Every line below that mentions the word "주어집니다" should be copied out.

-------- PROVIDED ENTRIES

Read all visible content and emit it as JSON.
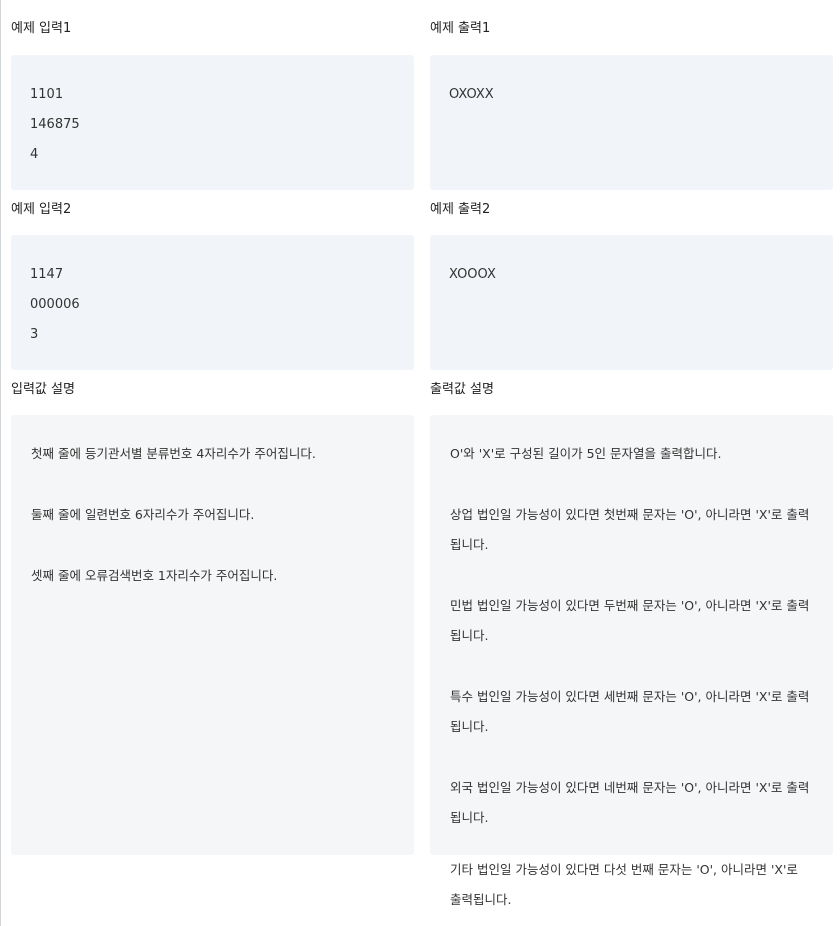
{
  "examples": [
    {
      "input_title": "예제 입력1",
      "input_lines": [
        "1101",
        "146875",
        "4"
      ],
      "output_title": "예제 출력1",
      "output_lines": [
        "OXOXX"
      ]
    },
    {
      "input_title": "예제 입력2",
      "input_lines": [
        "1147",
        "000006",
        "3"
      ],
      "output_title": "예제 출력2",
      "output_lines": [
        "XOOOX"
      ]
    }
  ],
  "input_desc": {
    "title": "입력값 설명",
    "paragraphs": [
      "첫째 줄에 등기관서별 분류번호 4자리수가 주어집니다.",
      "둘째 줄에 일련번호 6자리수가 주어집니다.",
      "셋째 줄에 오류검색번호 1자리수가 주어집니다."
    ]
  },
  "output_desc": {
    "title": "출력값 설명",
    "paragraphs": [
      "O'와 'X'로 구성된 길이가 5인 문자열을 출력합니다.",
      "상업 법인일 가능성이 있다면 첫번째 문자는 'O', 아니라면 'X'로 출력됩니다.",
      "민법 법인일 가능성이 있다면 두번째 문자는 'O', 아니라면 'X'로 출력됩니다.",
      "특수 법인일 가능성이 있다면 세번째 문자는 'O', 아니라면 'X'로 출력됩니다.",
      "외국 법인일 가능성이 있다면 네번째 문자는 'O', 아니라면 'X'로 출력됩니다.",
      "기타 법인일 가능성이 있다면 다섯 번째 문자는 'O', 아니라면 'X'로 출력됩니다."
    ]
  }
}
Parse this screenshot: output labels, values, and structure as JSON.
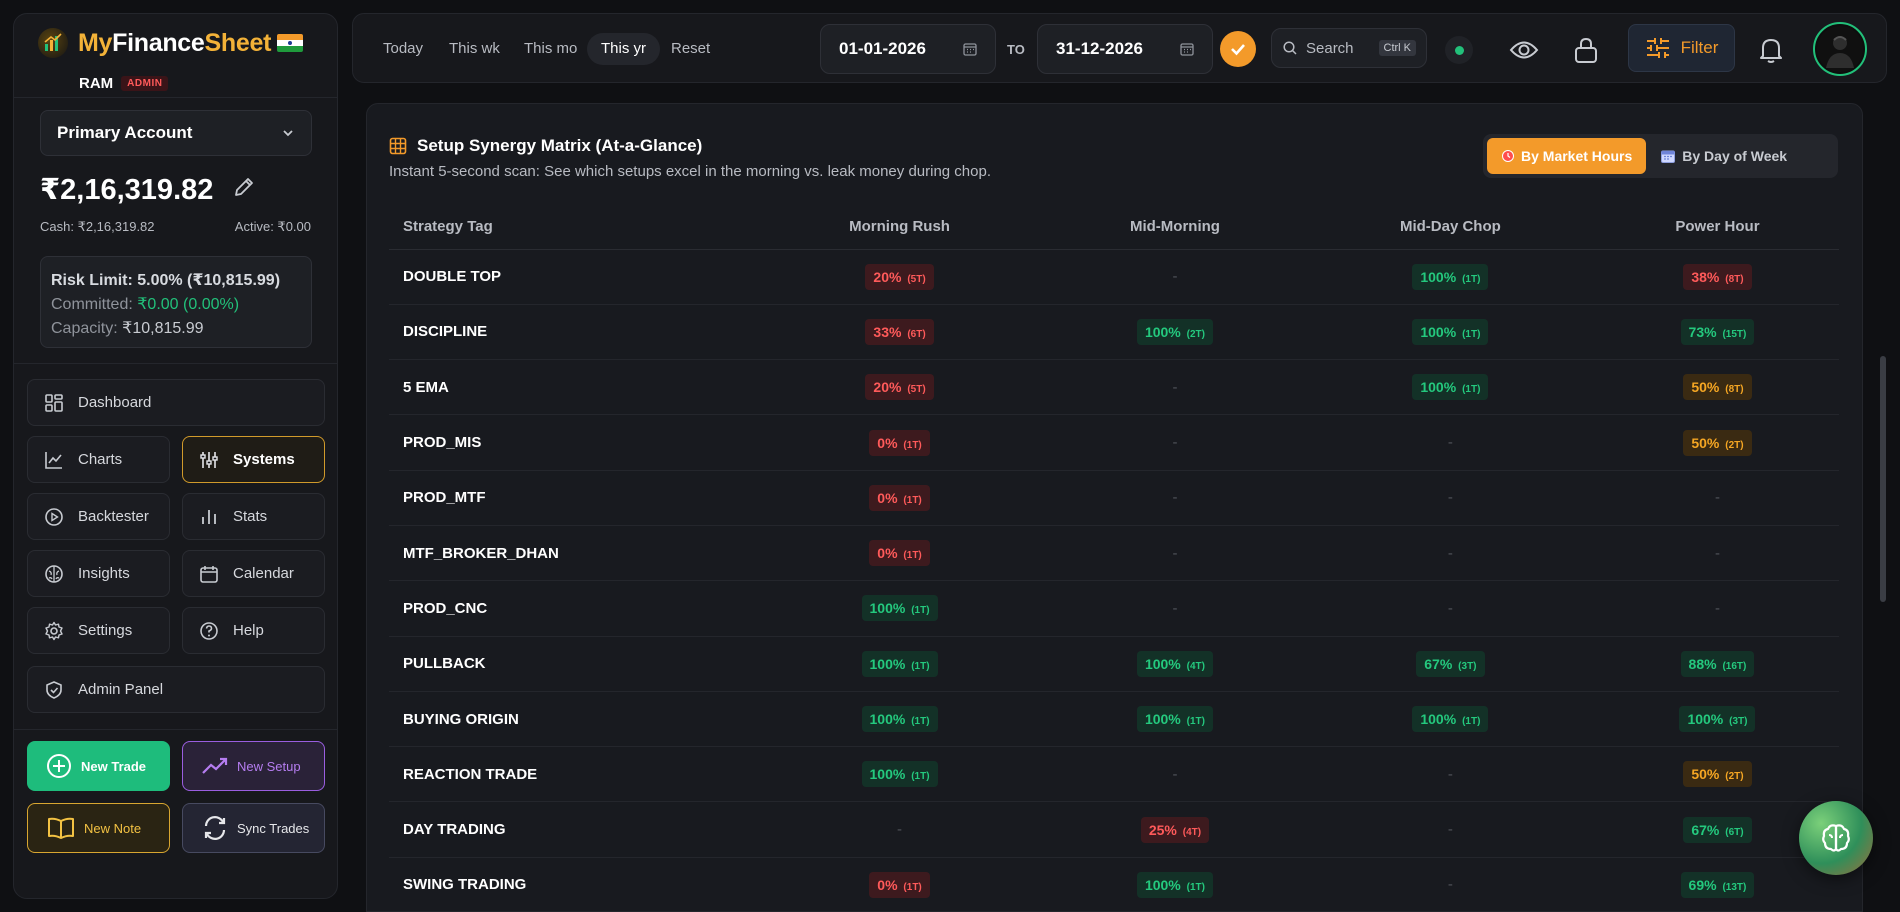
{
  "brand": {
    "name_part1": "My",
    "name_part2": "Finance",
    "name_part3": "Sheet"
  },
  "user": {
    "name": "RAM",
    "role_badge": "ADMIN"
  },
  "account": {
    "selected": "Primary Account",
    "balance": "₹2,16,319.82",
    "cash": "Cash: ₹2,16,319.82",
    "active": "Active: ₹0.00",
    "risk_limit": "Risk Limit: 5.00% (₹10,815.99)",
    "committed_label": "Committed: ",
    "committed_value": "₹0.00 (0.00%)",
    "capacity_label": "Capacity: ",
    "capacity_value": "₹10,815.99"
  },
  "nav": {
    "dashboard": "Dashboard",
    "charts": "Charts",
    "systems": "Systems",
    "backtester": "Backtester",
    "stats": "Stats",
    "insights": "Insights",
    "calendar": "Calendar",
    "settings": "Settings",
    "help": "Help",
    "admin_panel": "Admin Panel"
  },
  "actions": {
    "new_trade": "New Trade",
    "new_setup": "New Setup",
    "new_note": "New Note",
    "sync_trades": "Sync Trades"
  },
  "topbar": {
    "quick_filters": [
      "Today",
      "This wk",
      "This mo",
      "This yr",
      "Reset"
    ],
    "selected_filter": "This yr",
    "date_from": "01-01-2026",
    "to_label": "TO",
    "date_to": "31-12-2026",
    "search_placeholder": "Search",
    "search_shortcut": "Ctrl K",
    "filter_label": "Filter"
  },
  "matrix": {
    "title": "Setup Synergy Matrix (At-a-Glance)",
    "subtitle": "Instant 5-second scan: See which setups excel in the morning vs. leak money during chop.",
    "toggle_market_hours": "By Market Hours",
    "toggle_day_of_week": "By Day of Week",
    "columns": [
      "Strategy Tag",
      "Morning Rush",
      "Mid-Morning",
      "Mid-Day Chop",
      "Power Hour"
    ],
    "rows": [
      {
        "tag": "DOUBLE TOP",
        "cells": [
          {
            "pct": "20%",
            "trades": "(5T)",
            "tone": "red"
          },
          {
            "pct": "-",
            "trades": "",
            "tone": "none"
          },
          {
            "pct": "100%",
            "trades": "(1T)",
            "tone": "green"
          },
          {
            "pct": "38%",
            "trades": "(8T)",
            "tone": "red"
          }
        ]
      },
      {
        "tag": "DISCIPLINE",
        "cells": [
          {
            "pct": "33%",
            "trades": "(6T)",
            "tone": "red"
          },
          {
            "pct": "100%",
            "trades": "(2T)",
            "tone": "green"
          },
          {
            "pct": "100%",
            "trades": "(1T)",
            "tone": "green"
          },
          {
            "pct": "73%",
            "trades": "(15T)",
            "tone": "green"
          }
        ]
      },
      {
        "tag": "5 EMA",
        "cells": [
          {
            "pct": "20%",
            "trades": "(5T)",
            "tone": "red"
          },
          {
            "pct": "-",
            "trades": "",
            "tone": "none"
          },
          {
            "pct": "100%",
            "trades": "(1T)",
            "tone": "green"
          },
          {
            "pct": "50%",
            "trades": "(8T)",
            "tone": "orange"
          }
        ]
      },
      {
        "tag": "PROD_MIS",
        "cells": [
          {
            "pct": "0%",
            "trades": "(1T)",
            "tone": "red"
          },
          {
            "pct": "-",
            "trades": "",
            "tone": "none"
          },
          {
            "pct": "-",
            "trades": "",
            "tone": "none"
          },
          {
            "pct": "50%",
            "trades": "(2T)",
            "tone": "orange"
          }
        ]
      },
      {
        "tag": "PROD_MTF",
        "cells": [
          {
            "pct": "0%",
            "trades": "(1T)",
            "tone": "red"
          },
          {
            "pct": "-",
            "trades": "",
            "tone": "none"
          },
          {
            "pct": "-",
            "trades": "",
            "tone": "none"
          },
          {
            "pct": "-",
            "trades": "",
            "tone": "none"
          }
        ]
      },
      {
        "tag": "MTF_BROKER_DHAN",
        "cells": [
          {
            "pct": "0%",
            "trades": "(1T)",
            "tone": "red"
          },
          {
            "pct": "-",
            "trades": "",
            "tone": "none"
          },
          {
            "pct": "-",
            "trades": "",
            "tone": "none"
          },
          {
            "pct": "-",
            "trades": "",
            "tone": "none"
          }
        ]
      },
      {
        "tag": "PROD_CNC",
        "cells": [
          {
            "pct": "100%",
            "trades": "(1T)",
            "tone": "green"
          },
          {
            "pct": "-",
            "trades": "",
            "tone": "none"
          },
          {
            "pct": "-",
            "trades": "",
            "tone": "none"
          },
          {
            "pct": "-",
            "trades": "",
            "tone": "none"
          }
        ]
      },
      {
        "tag": "PULLBACK",
        "cells": [
          {
            "pct": "100%",
            "trades": "(1T)",
            "tone": "green"
          },
          {
            "pct": "100%",
            "trades": "(4T)",
            "tone": "green"
          },
          {
            "pct": "67%",
            "trades": "(3T)",
            "tone": "green"
          },
          {
            "pct": "88%",
            "trades": "(16T)",
            "tone": "green"
          }
        ]
      },
      {
        "tag": "BUYING ORIGIN",
        "cells": [
          {
            "pct": "100%",
            "trades": "(1T)",
            "tone": "green"
          },
          {
            "pct": "100%",
            "trades": "(1T)",
            "tone": "green"
          },
          {
            "pct": "100%",
            "trades": "(1T)",
            "tone": "green"
          },
          {
            "pct": "100%",
            "trades": "(3T)",
            "tone": "green"
          }
        ]
      },
      {
        "tag": "REACTION TRADE",
        "cells": [
          {
            "pct": "100%",
            "trades": "(1T)",
            "tone": "green"
          },
          {
            "pct": "-",
            "trades": "",
            "tone": "none"
          },
          {
            "pct": "-",
            "trades": "",
            "tone": "none"
          },
          {
            "pct": "50%",
            "trades": "(2T)",
            "tone": "orange"
          }
        ]
      },
      {
        "tag": "DAY TRADING",
        "cells": [
          {
            "pct": "-",
            "trades": "",
            "tone": "none"
          },
          {
            "pct": "25%",
            "trades": "(4T)",
            "tone": "red"
          },
          {
            "pct": "-",
            "trades": "",
            "tone": "none"
          },
          {
            "pct": "67%",
            "trades": "(6T)",
            "tone": "green"
          }
        ]
      },
      {
        "tag": "SWING TRADING",
        "cells": [
          {
            "pct": "0%",
            "trades": "(1T)",
            "tone": "red"
          },
          {
            "pct": "100%",
            "trades": "(1T)",
            "tone": "green"
          },
          {
            "pct": "-",
            "trades": "",
            "tone": "none"
          },
          {
            "pct": "69%",
            "trades": "(13T)",
            "tone": "green"
          }
        ]
      }
    ]
  },
  "colors": {
    "accent_orange": "#f39a2a",
    "brand_gold": "#f3b238",
    "positive": "#24c97e",
    "negative": "#ff5a5a",
    "warning": "#f5a623"
  }
}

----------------

- REPLY
      "첫째 줄에 등기관서별 분류번호 4자리수가 주어집니다.",
      "둘째 줄에 일련번호 6자리수가 주어집니다.",
      "셋째 줄에 오류검색번호 1자리수가 주어집니다."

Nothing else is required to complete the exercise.